Positive training, while a welcome training method through and through, still has a healthy amount of debate on what exactly it is. Many still need to know that positive reinforcement is definitely not positive training, and that positive reinforcement is a system employing no aversives whatsoever. Indeed, what is positive training? And what makes an aversive mild, or harsh?
Most owners generally think of positive reinforcement as the reward – a game, a treat, patting, belly rubs – given for good behavior. Others also think of positive training as mostly training a dog what to do, compared to training a dog what not to do.
This means that, with Golden Retriever Training, the dog, say, gets good things for doing what the owner wants, otherwise it does not get anything good for not doing what was expected.
But it is known to most owners that there is a difference in not rewarding to deliberately dishing out to the dog something unpleasant, and more so if that something causes discomfort. To put it into action, the first instance can always happen (skipping a cookie and giving only a pat), but the last one can be skipped altogether for the dog’s good (absolutely no physical punishment).

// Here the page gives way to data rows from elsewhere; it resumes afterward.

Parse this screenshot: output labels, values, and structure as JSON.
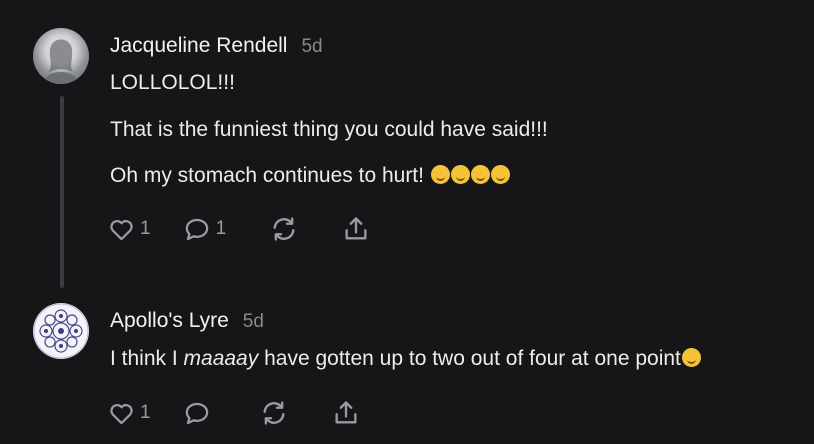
{
  "comments": [
    {
      "author": "Jacqueline Rendell",
      "time": "5d",
      "lines": [
        "LOLLOLOL!!!",
        "That is the funniest thing you could have said!!!",
        "Oh my stomach continues to hurt!"
      ],
      "emoji_count": 4,
      "likes": "1",
      "replies": "1"
    },
    {
      "author": "Apollo's Lyre",
      "time": "5d",
      "text_before": "I think I ",
      "text_em": "maaaay",
      "text_after": " have gotten up to two out of four at one point",
      "likes": "1"
    }
  ],
  "icons": {
    "like": "heart-icon",
    "reply": "comment-bubble-icon",
    "restack": "restack-icon",
    "share": "share-icon"
  }
}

Still others look at positive training as the putting into action of a reward based training plan. So in order to train a dog to “go out,” a treat is placed on the target, as against using an e-collar to put the dog on the spot, or a pulley system.
Most trainers consider as light punishment acts like withholding rewards, and applying pressure on the leash. A leash pop counts as medium. Lastly, some sensitive dog owners think that examples of heavy punishment are eye contact, and lifting the dog by its scruff. The average trainer is also likely to say that the e-collar makes a tricky correction device, in the sense that it can be a valuable tool to a minimum extent, but only if mastered well.

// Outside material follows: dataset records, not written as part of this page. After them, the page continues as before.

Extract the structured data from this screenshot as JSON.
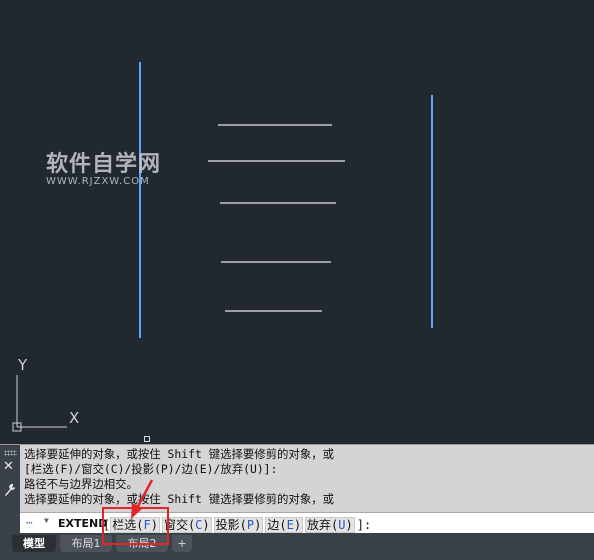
{
  "watermark": {
    "title": "软件自学网",
    "url": "WWW.RJZXW.COM"
  },
  "ucs": {
    "y_label": "Y",
    "x_label": "X"
  },
  "command_history": [
    "选择要延伸的对象，或按住 Shift 键选择要修剪的对象，或",
    "[栏选(F)/窗交(C)/投影(P)/边(E)/放弃(U)]:",
    "路径不与边界边相交。",
    "选择要延伸的对象，或按住 Shift 键选择要修剪的对象，或"
  ],
  "command_line": {
    "command": "EXTEND",
    "open_bracket": "[",
    "options": [
      {
        "label": "栏选(",
        "key": "F",
        "close": ")"
      },
      {
        "label": "窗交(",
        "key": "C",
        "close": ")"
      },
      {
        "label": "投影(",
        "key": "P",
        "close": ")"
      },
      {
        "label": "边(",
        "key": "E",
        "close": ")"
      },
      {
        "label": "放弃(",
        "key": "U",
        "close": ")"
      }
    ],
    "close_bracket": "]:"
  },
  "tabs": [
    "模型",
    "布局1",
    "布局2",
    "+"
  ],
  "colors": {
    "canvas": "#212830",
    "boundary_line": "#5aa7ff",
    "highlight": "#e0262a"
  },
  "icons": [
    "close-icon",
    "wrench-icon",
    "command-prompt-icon",
    "arrow-annotation-icon"
  ]
}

Still other trainers see “positive reinforcement” as the rewards themselves, “positive training” as the system which uses positive reinforcement, and “positive based training” as a system which utilizes positive reinforcement most of the time.

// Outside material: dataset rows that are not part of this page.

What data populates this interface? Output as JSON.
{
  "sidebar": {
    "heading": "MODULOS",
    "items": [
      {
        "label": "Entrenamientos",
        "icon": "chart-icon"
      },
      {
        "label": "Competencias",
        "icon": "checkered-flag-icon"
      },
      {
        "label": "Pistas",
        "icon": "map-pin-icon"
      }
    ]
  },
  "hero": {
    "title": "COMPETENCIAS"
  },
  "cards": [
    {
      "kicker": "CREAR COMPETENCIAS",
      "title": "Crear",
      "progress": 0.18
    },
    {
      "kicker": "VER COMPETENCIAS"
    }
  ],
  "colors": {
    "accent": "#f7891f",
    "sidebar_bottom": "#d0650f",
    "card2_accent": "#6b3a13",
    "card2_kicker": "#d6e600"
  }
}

Before we end, let’s get updated on more kinds of corrections we may or may not ought to use in our Golden Retriever Training. More examples of mild aversives would be a slight verbal correction such as “eh eh”, a foot’s nudge (not a kick) on the dog’s fanny to get its attention, or dropping a can of coins near it.
Heavy punishment involve corporal punishment. But these are of course no-nos.